Want To Stop Climate Change? Eat Less Meat
Lawrence LeBlond for RedOrbit.com
A proposed reduction in the world’s carbon emissions set by the Intergovernmental Panel on Climate Change (IPCC) can only be met if the developed world cuts down meat consumption by 50 percent per person, according to new research from a Massachusetts-based climate initiative organization.
Scientists from the Woods Hole Research Center (WHRC), located in Falmouth, Mass., found in a new study that the world needs to not only cut meat consumption by 50 percent, but to also cut emissions by an equal amount by 2050, if we are to reduce the most dangerous of greenhouse gases (nitrous oxide – N2O) in our atmosphere.
N2O is the third highest contributor of climate change behind carbon dioxide (CO2) and methane (CH4); however, it is considered much more potent due to the fact it is an essential element in food production, meaning it cannot be controlled quite as easily as CO2 and CH4.
One of the top offenders of potent nitrous oxide is fertilizer used to grow crops in the agricultural industry. But because farming is much needed to feed the world’s growing population, which is projected to reach 9 billion by mid-century, it will be a difficult challenge to try to reduce the carbon footprint farming leaves on the world’s climate.

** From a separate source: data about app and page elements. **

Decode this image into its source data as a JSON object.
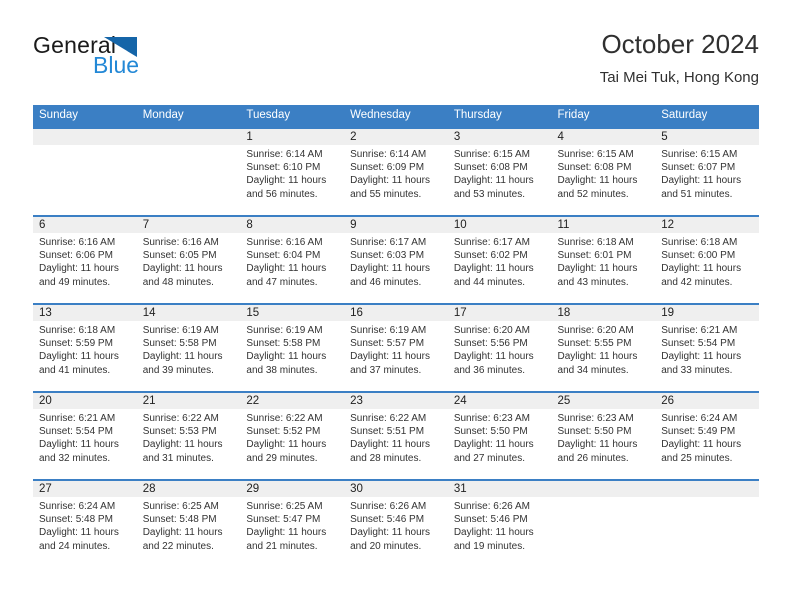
{
  "brand": {
    "name_part1": "General",
    "name_part2": "Blue",
    "logo_icon": "triangle-icon"
  },
  "header": {
    "title": "October 2024",
    "subtitle": "Tai Mei Tuk, Hong Kong"
  },
  "colors": {
    "header_blue": "#3b7fc4",
    "brand_dark_blue": "#1565a8",
    "brand_light_blue": "#2388d6",
    "daynum_band": "#efefef",
    "text": "#333333"
  },
  "weekday_headers": [
    "Sunday",
    "Monday",
    "Tuesday",
    "Wednesday",
    "Thursday",
    "Friday",
    "Saturday"
  ],
  "weeks": [
    [
      {
        "day": "",
        "empty": true,
        "sunrise": "",
        "sunset": "",
        "daylight_line1": "",
        "daylight_line2": ""
      },
      {
        "day": "",
        "empty": true,
        "sunrise": "",
        "sunset": "",
        "daylight_line1": "",
        "daylight_line2": ""
      },
      {
        "day": "1",
        "empty": false,
        "sunrise": "Sunrise: 6:14 AM",
        "sunset": "Sunset: 6:10 PM",
        "daylight_line1": "Daylight: 11 hours",
        "daylight_line2": "and 56 minutes."
      },
      {
        "day": "2",
        "empty": false,
        "sunrise": "Sunrise: 6:14 AM",
        "sunset": "Sunset: 6:09 PM",
        "daylight_line1": "Daylight: 11 hours",
        "daylight_line2": "and 55 minutes."
      },
      {
        "day": "3",
        "empty": false,
        "sunrise": "Sunrise: 6:15 AM",
        "sunset": "Sunset: 6:08 PM",
        "daylight_line1": "Daylight: 11 hours",
        "daylight_line2": "and 53 minutes."
      },
      {
        "day": "4",
        "empty": false,
        "sunrise": "Sunrise: 6:15 AM",
        "sunset": "Sunset: 6:08 PM",
        "daylight_line1": "Daylight: 11 hours",
        "daylight_line2": "and 52 minutes."
      },
      {
        "day": "5",
        "empty": false,
        "sunrise": "Sunrise: 6:15 AM",
        "sunset": "Sunset: 6:07 PM",
        "daylight_line1": "Daylight: 11 hours",
        "daylight_line2": "and 51 minutes."
      }
    ],
    [
      {
        "day": "6",
        "empty": false,
        "sunrise": "Sunrise: 6:16 AM",
        "sunset": "Sunset: 6:06 PM",
        "daylight_line1": "Daylight: 11 hours",
        "daylight_line2": "and 49 minutes."
      },
      {
        "day": "7",
        "empty": false,
        "sunrise": "Sunrise: 6:16 AM",
        "sunset": "Sunset: 6:05 PM",
        "daylight_line1": "Daylight: 11 hours",
        "daylight_line2": "and 48 minutes."
      },
      {
        "day": "8",
        "empty": false,
        "sunrise": "Sunrise: 6:16 AM",
        "sunset": "Sunset: 6:04 PM",
        "daylight_line1": "Daylight: 11 hours",
        "daylight_line2": "and 47 minutes."
      },
      {
        "day": "9",
        "empty": false,
        "sunrise": "Sunrise: 6:17 AM",
        "sunset": "Sunset: 6:03 PM",
        "daylight_line1": "Daylight: 11 hours",
        "daylight_line2": "and 46 minutes."
      },
      {
        "day": "10",
        "empty": false,
        "sunrise": "Sunrise: 6:17 AM",
        "sunset": "Sunset: 6:02 PM",
        "daylight_line1": "Daylight: 11 hours",
        "daylight_line2": "and 44 minutes."
      },
      {
        "day": "11",
        "empty": false,
        "sunrise": "Sunrise: 6:18 AM",
        "sunset": "Sunset: 6:01 PM",
        "daylight_line1": "Daylight: 11 hours",
        "daylight_line2": "and 43 minutes."
      },
      {
        "day": "12",
        "empty": false,
        "sunrise": "Sunrise: 6:18 AM",
        "sunset": "Sunset: 6:00 PM",
        "daylight_line1": "Daylight: 11 hours",
        "daylight_line2": "and 42 minutes."
      }
    ],
    [
      {
        "day": "13",
        "empty": false,
        "sunrise": "Sunrise: 6:18 AM",
        "sunset": "Sunset: 5:59 PM",
        "daylight_line1": "Daylight: 11 hours",
        "daylight_line2": "and 41 minutes."
      },
      {
        "day": "14",
        "empty": false,
        "sunrise": "Sunrise: 6:19 AM",
        "sunset": "Sunset: 5:58 PM",
        "daylight_line1": "Daylight: 11 hours",
        "daylight_line2": "and 39 minutes."
      },
      {
        "day": "15",
        "empty": false,
        "sunrise": "Sunrise: 6:19 AM",
        "sunset": "Sunset: 5:58 PM",
        "daylight_line1": "Daylight: 11 hours",
        "daylight_line2": "and 38 minutes."
      },
      {
        "day": "16",
        "empty": false,
        "sunrise": "Sunrise: 6:19 AM",
        "sunset": "Sunset: 5:57 PM",
        "daylight_line1": "Daylight: 11 hours",
        "daylight_line2": "and 37 minutes."
      },
      {
        "day": "17",
        "empty": false,
        "sunrise": "Sunrise: 6:20 AM",
        "sunset": "Sunset: 5:56 PM",
        "daylight_line1": "Daylight: 11 hours",
        "daylight_line2": "and 36 minutes."
      },
      {
        "day": "18",
        "empty": false,
        "sunrise": "Sunrise: 6:20 AM",
        "sunset": "Sunset: 5:55 PM",
        "daylight_line1": "Daylight: 11 hours",
        "daylight_line2": "and 34 minutes."
      },
      {
        "day": "19",
        "empty": false,
        "sunrise": "Sunrise: 6:21 AM",
        "sunset": "Sunset: 5:54 PM",
        "daylight_line1": "Daylight: 11 hours",
        "daylight_line2": "and 33 minutes."
      }
    ],
    [
      {
        "day": "20",
        "empty": false,
        "sunrise": "Sunrise: 6:21 AM",
        "sunset": "Sunset: 5:54 PM",
        "daylight_line1": "Daylight: 11 hours",
        "daylight_line2": "and 32 minutes."
      },
      {
        "day": "21",
        "empty": false,
        "sunrise": "Sunrise: 6:22 AM",
        "sunset": "Sunset: 5:53 PM",
        "daylight_line1": "Daylight: 11 hours",
        "daylight_line2": "and 31 minutes."
      },
      {
        "day": "22",
        "empty": false,
        "sunrise": "Sunrise: 6:22 AM",
        "sunset": "Sunset: 5:52 PM",
        "daylight_line1": "Daylight: 11 hours",
        "daylight_line2": "and 29 minutes."
      },
      {
        "day": "23",
        "empty": false,
        "sunrise": "Sunrise: 6:22 AM",
        "sunset": "Sunset: 5:51 PM",
        "daylight_line1": "Daylight: 11 hours",
        "daylight_line2": "and 28 minutes."
      },
      {
        "day": "24",
        "empty": false,
        "sunrise": "Sunrise: 6:23 AM",
        "sunset": "Sunset: 5:50 PM",
        "daylight_line1": "Daylight: 11 hours",
        "daylight_line2": "and 27 minutes."
      },
      {
        "day": "25",
        "empty": false,
        "sunrise": "Sunrise: 6:23 AM",
        "sunset": "Sunset: 5:50 PM",
        "daylight_line1": "Daylight: 11 hours",
        "daylight_line2": "and 26 minutes."
      },
      {
        "day": "26",
        "empty": false,
        "sunrise": "Sunrise: 6:24 AM",
        "sunset": "Sunset: 5:49 PM",
        "daylight_line1": "Daylight: 11 hours",
        "daylight_line2": "and 25 minutes."
      }
    ],
    [
      {
        "day": "27",
        "empty": false,
        "sunrise": "Sunrise: 6:24 AM",
        "sunset": "Sunset: 5:48 PM",
        "daylight_line1": "Daylight: 11 hours",
        "daylight_line2": "and 24 minutes."
      },
      {
        "day": "28",
        "empty": false,
        "sunrise": "Sunrise: 6:25 AM",
        "sunset": "Sunset: 5:48 PM",
        "daylight_line1": "Daylight: 11 hours",
        "daylight_line2": "and 22 minutes."
      },
      {
        "day": "29",
        "empty": false,
        "sunrise": "Sunrise: 6:25 AM",
        "sunset": "Sunset: 5:47 PM",
        "daylight_line1": "Daylight: 11 hours",
        "daylight_line2": "and 21 minutes."
      },
      {
        "day": "30",
        "empty": false,
        "sunrise": "Sunrise: 6:26 AM",
        "sunset": "Sunset: 5:46 PM",
        "daylight_line1": "Daylight: 11 hours",
        "daylight_line2": "and 20 minutes."
      },
      {
        "day": "31",
        "empty": false,
        "sunrise": "Sunrise: 6:26 AM",
        "sunset": "Sunset: 5:46 PM",
        "daylight_line1": "Daylight: 11 hours",
        "daylight_line2": "and 19 minutes."
      },
      {
        "day": "",
        "empty": true,
        "sunrise": "",
        "sunset": "",
        "daylight_line1": "",
        "daylight_line2": ""
      },
      {
        "day": "",
        "empty": true,
        "sunrise": "",
        "sunset": "",
        "daylight_line1": "",
        "daylight_line2": ""
      }
    ]
  ]
}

The study, led by Dr. Eric Davidson, President and Senior Scientist at WHRC, demonstrates the magnitude of changes that are needed to reverse the ongoing threat of global warming. The paper is published today in the IOP Publishing’s Environmental Research Letters.
Still, Davidson and colleagues said the world will have to cut fertilizer usage by 50 percent and also persuade consumers to rely less on the amount of meat consumed if we are to change the climate forecast. That will be a tough sell, Davidson admits. Meat is a widely used staple in the developed world, and in developing countries, such as India and China, meat consumption is on the rise as well, a frightening scenario for global warming, as the two countries combined make up more than a quarter the world’s population.
“I think there are huge challenges in convincing people in the west to reduce portion sizes or the frequency of eating meat. That is part of our culture right now,” Davidson told The Guardian‘s Suzanne Goldenberg.
In order to reduce global emissions of N2O, it will be necessary to apply certain changes to the food production process. Scientist have focused more on agriculture’s impact on climate change over the past few years, and the problem of growing enough food for the ballooning world population.
The IPCC, the UN’s climate body, makes it clear that deep cuts to nitrous oxide emissions are needed to help stave off dangerous climate change.
Growing feed crops for cattle and pigs produces more N2O emissions than crops that go directly into the human food chain. The climate panel states that eating less meat would reduce the demand for fertilizer as well as reduce the amount of manure produced, which raises the levels of one of the other climate offenders, methane.
Davidson suggested that changes in current farming practice — such as growing winter ground cover crops — would help absorb nitrogen and prevent its release into the atmosphere.
“We have the technical know-how and the tools to greatly improve efficiencies of fertilizer use in agriculture, although several economic and political impediments often stand in the way of their adoption,” he said in a statement.
In a draft of the IPCC’s Fifth Assessment Report, four representative concentration pathways (RCPs) were adopted, representing possible means of reductions for a number of greenhouse gases.
In evaluating the scale of the changes needed to meet the predicted N2O pathways, Davidson found that three of the less aggressive scenarios could be met by reducing meat consumption, improving agricultural practices, or reducing emissions from industry. The fourth and most aggressive scenario, where atmospheric N2O concentrations stabilize by 2050, can only be met if a 50 percent reduction, or improvement, is achieved for each of the above.
Davidson and colleagues made their calculations by relying on data provided by the Food and Agricultural Organization (FAO), which assume the global population will reach 8.9 billion by 2050 and the daily calorific intake per capita will increase to 3130 kcal. They also assume that the average meat consumption of each person in the developed world will rise from 170 lbs. per year in 2002 to 195 lbs. per year in 2030 and from 62 lbs. per year in 2002 to 82 lbs. kg per year for each person in the developing world.
Davidson compared the likelihood of reducing meat consumption by 50 percent to that of smoking. “If you had asked me 30 years ago if smoking would be banned in bars, I would have laughed and said that would be impossible in my lifetime, and yet it has come true. Similarly, there would be beneficial health benefits for most Americans and western Europeans to stop ‘supersizing’ and rather to reduce portion sizes of red meat.”
Davidson said such changes are dependent “not only on education about diet, but also on prices of meat. Some agricultural economists think that the price of meat is going to go way up, so that per capita consumption will go down, but those are highly uncertain projections.”
Davidson is not suggesting people give up meat entirely. “The solution isn’t that everyone needs to become a vegetarian or a vegan. Simply reducing portion sizes and frequency would go a long way,” he said. And switching from beef and pork to chicken and fish would go a long way to help reduce the carbon footprint as well.